⟨

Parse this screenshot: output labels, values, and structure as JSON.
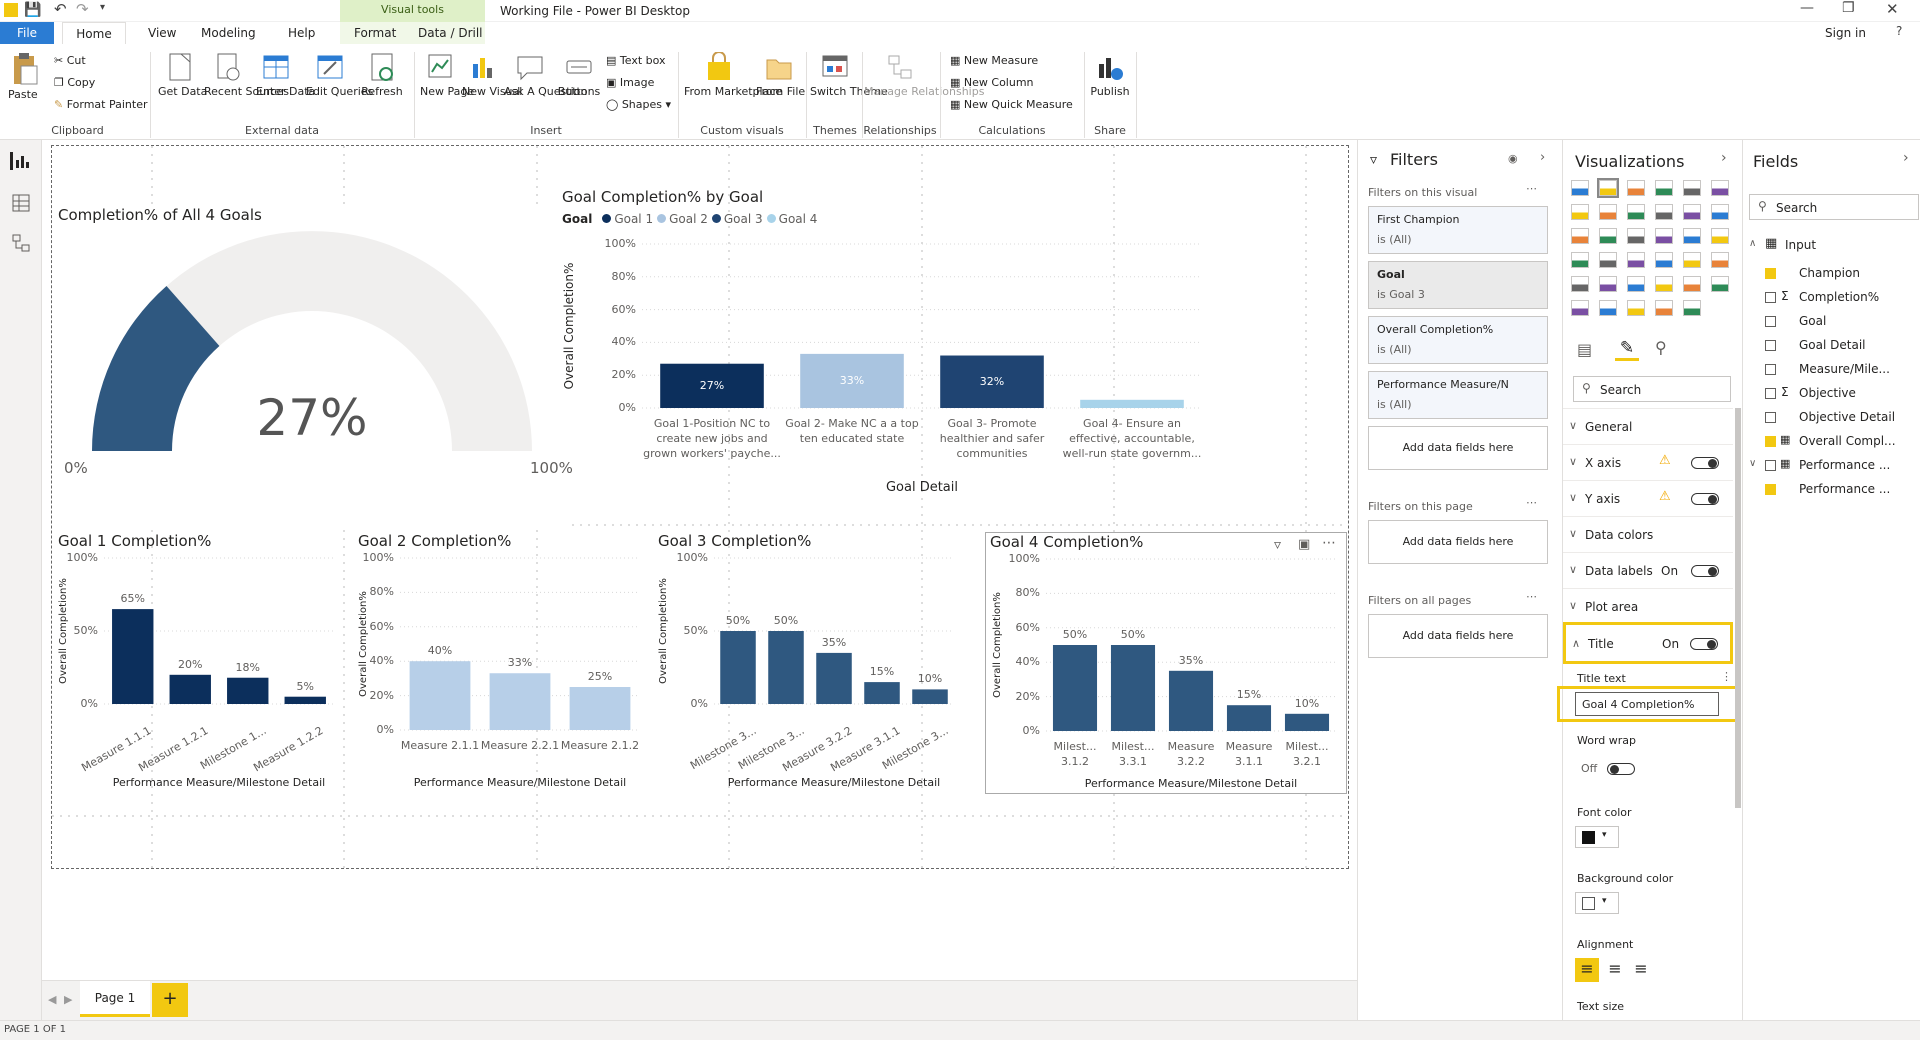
{
  "window": {
    "title": "Working File - Power BI Desktop",
    "sign_in": "Sign in",
    "contextual_group": "Visual tools"
  },
  "menu": {
    "file": "File",
    "home": "Home",
    "view": "View",
    "modeling": "Modeling",
    "help": "Help",
    "format": "Format",
    "data_drill": "Data / Drill"
  },
  "ribbon": {
    "paste": "Paste",
    "cut": "Cut",
    "copy": "Copy",
    "format_painter": "Format Painter",
    "clipboard": "Clipboard",
    "get_data": "Get Data",
    "recent_sources": "Recent Sources",
    "enter_data": "Enter Data",
    "edit_queries": "Edit Queries",
    "refresh": "Refresh",
    "external_data": "External data",
    "new_page": "New Page",
    "new_visual": "New Visual",
    "ask_question": "Ask A Question",
    "buttons": "Buttons",
    "text_box": "Text box",
    "image": "Image",
    "shapes": "Shapes",
    "insert": "Insert",
    "from_marketplace": "From Marketplace",
    "from_file": "From File",
    "custom_visuals": "Custom visuals",
    "switch_theme": "Switch Theme",
    "themes": "Themes",
    "manage_relationships": "Manage Relationships",
    "relationships": "Relationships",
    "new_measure": "New Measure",
    "new_column": "New Column",
    "new_quick_measure": "New Quick Measure",
    "calculations": "Calculations",
    "publish": "Publish",
    "share": "Share"
  },
  "gauge": {
    "title": "Completion% of All 4 Goals",
    "value_label": "27%",
    "value": 27,
    "min_label": "0%",
    "max_label": "100%",
    "color": "#2f5880"
  },
  "chart_data": [
    {
      "type": "bar",
      "title": "Goal Completion% by Goal",
      "legend_title": "Goal",
      "legend": [
        "Goal 1",
        "Goal 2",
        "Goal 3",
        "Goal 4"
      ],
      "categories": [
        "Goal 1-Position NC to create new jobs and grown workers' payche...",
        "Goal 2- Make NC a a top ten educated state",
        "Goal 3- Promote healthier and safer communities",
        "Goal 4- Ensure an effective, accountable, well-run state governm..."
      ],
      "values": [
        27,
        33,
        32,
        5
      ],
      "data_labels": [
        "27%",
        "33%",
        "32%",
        ""
      ],
      "colors": [
        "#0c2f5c",
        "#a9c4e0",
        "#1f4472",
        "#a8d3ea"
      ],
      "xlabel": "Goal Detail",
      "ylabel": "Overall Completion%",
      "yticks": [
        "100%",
        "80%",
        "60%",
        "40%",
        "20%",
        "0%"
      ],
      "ylim": [
        0,
        100
      ]
    },
    {
      "type": "bar",
      "title": "Goal 1 Completion%",
      "categories": [
        "Measure 1.1.1",
        "Measure 1.2.1",
        "Milestone 1...",
        "Measure 1.2.2"
      ],
      "values": [
        65,
        20,
        18,
        5
      ],
      "data_labels": [
        "65%",
        "20%",
        "18%",
        "5%"
      ],
      "color": "#0c2f5c",
      "xlabel": "Performance Measure/Milestone Detail",
      "ylabel": "Overall Completion%",
      "yticks": [
        "100%",
        "50%",
        "0%"
      ],
      "ylim": [
        0,
        100
      ]
    },
    {
      "type": "bar",
      "title": "Goal 2 Completion%",
      "categories": [
        "Measure 2.1.1",
        "Measure 2.2.1",
        "Measure 2.1.2"
      ],
      "values": [
        40,
        33,
        25
      ],
      "data_labels": [
        "40%",
        "33%",
        "25%"
      ],
      "color": "#b7cfe8",
      "xlabel": "Performance Measure/Milestone Detail",
      "ylabel": "Overall Completion%",
      "yticks": [
        "100%",
        "80%",
        "60%",
        "40%",
        "20%",
        "0%"
      ],
      "ylim": [
        0,
        100
      ]
    },
    {
      "type": "bar",
      "title": "Goal 3 Completion%",
      "categories": [
        "Milestone 3...",
        "Milestone 3...",
        "Measure 3.2.2",
        "Measure 3.1.1",
        "Milestone 3..."
      ],
      "values": [
        50,
        50,
        35,
        15,
        10
      ],
      "data_labels": [
        "50%",
        "50%",
        "35%",
        "15%",
        "10%"
      ],
      "color": "#2f5880",
      "xlabel": "Performance Measure/Milestone Detail",
      "ylabel": "Overall Completion%",
      "yticks": [
        "100%",
        "50%",
        "0%"
      ],
      "ylim": [
        0,
        100
      ]
    },
    {
      "type": "bar",
      "title": "Goal 4 Completion%",
      "categories": [
        "Milest... 3.1.2",
        "Milest... 3.3.1",
        "Measure 3.2.2",
        "Measure 3.1.1",
        "Milest... 3.2.1"
      ],
      "values": [
        50,
        50,
        35,
        15,
        10
      ],
      "data_labels": [
        "50%",
        "50%",
        "35%",
        "15%",
        "10%"
      ],
      "color": "#2f5880",
      "xlabel": "Performance Measure/Milestone Detail",
      "ylabel": "Overall Completion%",
      "yticks": [
        "100%",
        "80%",
        "60%",
        "40%",
        "20%",
        "0%"
      ],
      "ylim": [
        0,
        100
      ]
    }
  ],
  "filters": {
    "title": "Filters",
    "on_visual": "Filters on this visual",
    "cards": [
      {
        "name": "First Champion",
        "value": "is (All)"
      },
      {
        "name": "Goal",
        "value": "is Goal 3"
      },
      {
        "name": "Overall Completion%",
        "value": "is (All)"
      },
      {
        "name": "Performance Measure/N",
        "value": "is (All)"
      }
    ],
    "add_fields": "Add data fields here",
    "on_page": "Filters on this page",
    "on_all_pages": "Filters on all pages"
  },
  "visualizations": {
    "title": "Visualizations",
    "search_placeholder": "Search",
    "sections": {
      "general": "General",
      "x_axis": "X axis",
      "y_axis": "Y axis",
      "data_colors": "Data colors",
      "data_labels": "Data labels",
      "data_labels_state": "On",
      "plot_area": "Plot area",
      "title": "Title",
      "title_state": "On"
    },
    "title_text_label": "Title text",
    "title_text_value": "Goal 4 Completion%",
    "word_wrap": "Word wrap",
    "word_wrap_state": "Off",
    "font_color": "Font color",
    "background_color": "Background color",
    "alignment": "Alignment",
    "text_size": "Text size"
  },
  "fields": {
    "title": "Fields",
    "search_placeholder": "Search",
    "table": "Input",
    "items": [
      {
        "label": "Champion",
        "checked": true,
        "sigma": false
      },
      {
        "label": "Completion%",
        "checked": false,
        "sigma": true
      },
      {
        "label": "Goal",
        "checked": false,
        "sigma": false
      },
      {
        "label": "Goal Detail",
        "checked": false,
        "sigma": false
      },
      {
        "label": "Measure/Mile...",
        "checked": false,
        "sigma": false
      },
      {
        "label": "Objective",
        "checked": false,
        "sigma": true
      },
      {
        "label": "Objective Detail",
        "checked": false,
        "sigma": false
      },
      {
        "label": "Overall Compl...",
        "checked": true,
        "sigma": false
      },
      {
        "label": "Performance ...",
        "checked": false,
        "sigma": false
      },
      {
        "label": "Performance ...",
        "checked": true,
        "sigma": false
      }
    ]
  },
  "pages": {
    "tab": "Page 1",
    "add": "+"
  },
  "status": {
    "text": "PAGE 1 OF 1"
  }
}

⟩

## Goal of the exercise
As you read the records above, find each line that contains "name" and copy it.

## Exercise output
        "name": "First Champion",
        "name": "Goal",
        "name": "Overall Completion%",
        "name": "Performance Measure/N",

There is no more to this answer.